PKAL Faculty for the 21st Century

James J. Napolitano

What works: Observations from the Field

James Napolitano is Professor of Physics at Rensselaer Polytechnic Institute.

If a visitor were to come into your classroom/lab-the environment in which you work with students-what impression would s/he leave with?

Thinking and asking questions are used more than watching and taking notes during class time.

What brought you to an interest in "advancing the frontiers of education" and to connecting your research to that work?

I believe that as a faculty member, I have a responsibility to make a positive difference in the intellectual lives of young people. Marrying my research, in both direct and abstract ways, to my teaching is exciting to me, and was an attraction to working at a university.

Were there crises in doing this? What made you persevere?

There are always crises. Seeing the forest for the trees is what makes you perservere.

What connections have been of most value in doing this?

Personnel connections made through my research and through PKA have been particularly valuable.

What kind of institutional culture needs to be in place to nurture careers of faculty actively seeking to integrate their research and teaching?

Universities too often see "research" and "teaching" as separate, disconnected endeavors. "Service" is a third. My philosophy is to avoid spending some fraction of one's time on each, but spend 100% of ones time on all of them. More to the point, institutions should encourage their faculty to bring botht their specific research interests, as well as their problem solving approaches, into the classroom, regardless of the course material or level.
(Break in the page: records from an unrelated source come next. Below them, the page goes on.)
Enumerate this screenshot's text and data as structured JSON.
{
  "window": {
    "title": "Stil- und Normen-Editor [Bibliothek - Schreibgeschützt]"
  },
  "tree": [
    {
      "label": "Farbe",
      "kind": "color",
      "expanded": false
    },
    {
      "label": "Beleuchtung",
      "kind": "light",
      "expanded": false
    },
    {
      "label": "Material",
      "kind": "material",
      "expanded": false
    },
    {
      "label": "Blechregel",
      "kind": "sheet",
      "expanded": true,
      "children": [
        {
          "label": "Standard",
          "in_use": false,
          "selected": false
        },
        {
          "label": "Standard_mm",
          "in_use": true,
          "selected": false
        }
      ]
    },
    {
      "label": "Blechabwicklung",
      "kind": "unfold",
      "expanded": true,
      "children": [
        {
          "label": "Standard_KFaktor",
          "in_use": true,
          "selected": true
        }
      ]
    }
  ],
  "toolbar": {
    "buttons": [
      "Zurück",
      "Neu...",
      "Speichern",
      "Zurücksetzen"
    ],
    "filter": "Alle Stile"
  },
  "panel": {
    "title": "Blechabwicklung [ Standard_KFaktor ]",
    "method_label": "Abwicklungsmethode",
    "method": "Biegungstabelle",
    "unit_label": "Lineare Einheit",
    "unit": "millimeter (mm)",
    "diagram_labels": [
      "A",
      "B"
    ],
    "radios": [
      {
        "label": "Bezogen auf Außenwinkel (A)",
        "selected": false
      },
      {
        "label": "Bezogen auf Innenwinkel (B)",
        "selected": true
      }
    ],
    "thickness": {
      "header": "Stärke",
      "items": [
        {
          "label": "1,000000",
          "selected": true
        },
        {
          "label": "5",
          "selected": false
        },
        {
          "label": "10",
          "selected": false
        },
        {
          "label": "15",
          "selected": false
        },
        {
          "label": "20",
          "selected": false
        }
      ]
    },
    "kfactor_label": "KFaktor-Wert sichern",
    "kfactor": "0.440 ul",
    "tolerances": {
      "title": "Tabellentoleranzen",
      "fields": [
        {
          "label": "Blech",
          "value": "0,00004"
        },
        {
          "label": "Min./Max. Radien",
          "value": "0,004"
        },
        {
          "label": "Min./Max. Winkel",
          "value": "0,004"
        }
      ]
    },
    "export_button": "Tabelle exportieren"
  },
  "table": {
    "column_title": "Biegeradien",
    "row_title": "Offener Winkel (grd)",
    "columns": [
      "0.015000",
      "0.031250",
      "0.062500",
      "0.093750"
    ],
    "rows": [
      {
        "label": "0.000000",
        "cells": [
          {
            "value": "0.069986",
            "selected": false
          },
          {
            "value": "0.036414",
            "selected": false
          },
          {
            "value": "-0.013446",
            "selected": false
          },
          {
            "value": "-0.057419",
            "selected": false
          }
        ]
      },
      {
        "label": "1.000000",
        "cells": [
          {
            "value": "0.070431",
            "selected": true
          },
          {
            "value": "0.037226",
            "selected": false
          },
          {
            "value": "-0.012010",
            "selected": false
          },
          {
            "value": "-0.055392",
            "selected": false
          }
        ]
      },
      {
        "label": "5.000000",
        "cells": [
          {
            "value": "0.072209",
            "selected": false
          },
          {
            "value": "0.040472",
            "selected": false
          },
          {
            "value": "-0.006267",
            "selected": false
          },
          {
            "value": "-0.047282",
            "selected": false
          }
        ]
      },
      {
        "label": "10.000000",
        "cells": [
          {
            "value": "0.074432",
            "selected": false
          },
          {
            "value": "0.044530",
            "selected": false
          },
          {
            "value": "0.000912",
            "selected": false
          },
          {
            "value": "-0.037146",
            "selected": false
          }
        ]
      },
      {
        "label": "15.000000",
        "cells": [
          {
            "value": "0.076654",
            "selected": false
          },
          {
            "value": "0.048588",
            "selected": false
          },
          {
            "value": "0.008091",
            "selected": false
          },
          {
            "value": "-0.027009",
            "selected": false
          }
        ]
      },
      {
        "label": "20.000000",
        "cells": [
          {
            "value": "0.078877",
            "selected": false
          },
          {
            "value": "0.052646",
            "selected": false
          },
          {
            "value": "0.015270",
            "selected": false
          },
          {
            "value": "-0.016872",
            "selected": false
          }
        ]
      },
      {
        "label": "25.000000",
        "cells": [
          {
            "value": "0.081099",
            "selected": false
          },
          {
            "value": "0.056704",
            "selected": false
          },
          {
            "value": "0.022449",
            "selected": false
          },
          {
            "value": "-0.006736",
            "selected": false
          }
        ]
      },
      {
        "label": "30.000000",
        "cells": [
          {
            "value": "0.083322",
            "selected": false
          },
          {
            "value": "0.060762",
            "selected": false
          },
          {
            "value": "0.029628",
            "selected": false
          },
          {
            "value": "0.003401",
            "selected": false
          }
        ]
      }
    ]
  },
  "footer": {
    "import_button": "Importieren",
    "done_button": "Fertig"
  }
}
This can be hard to do, but with the right encouragement and access to resources, it can be done. I would argue it is our responsibility to get this done.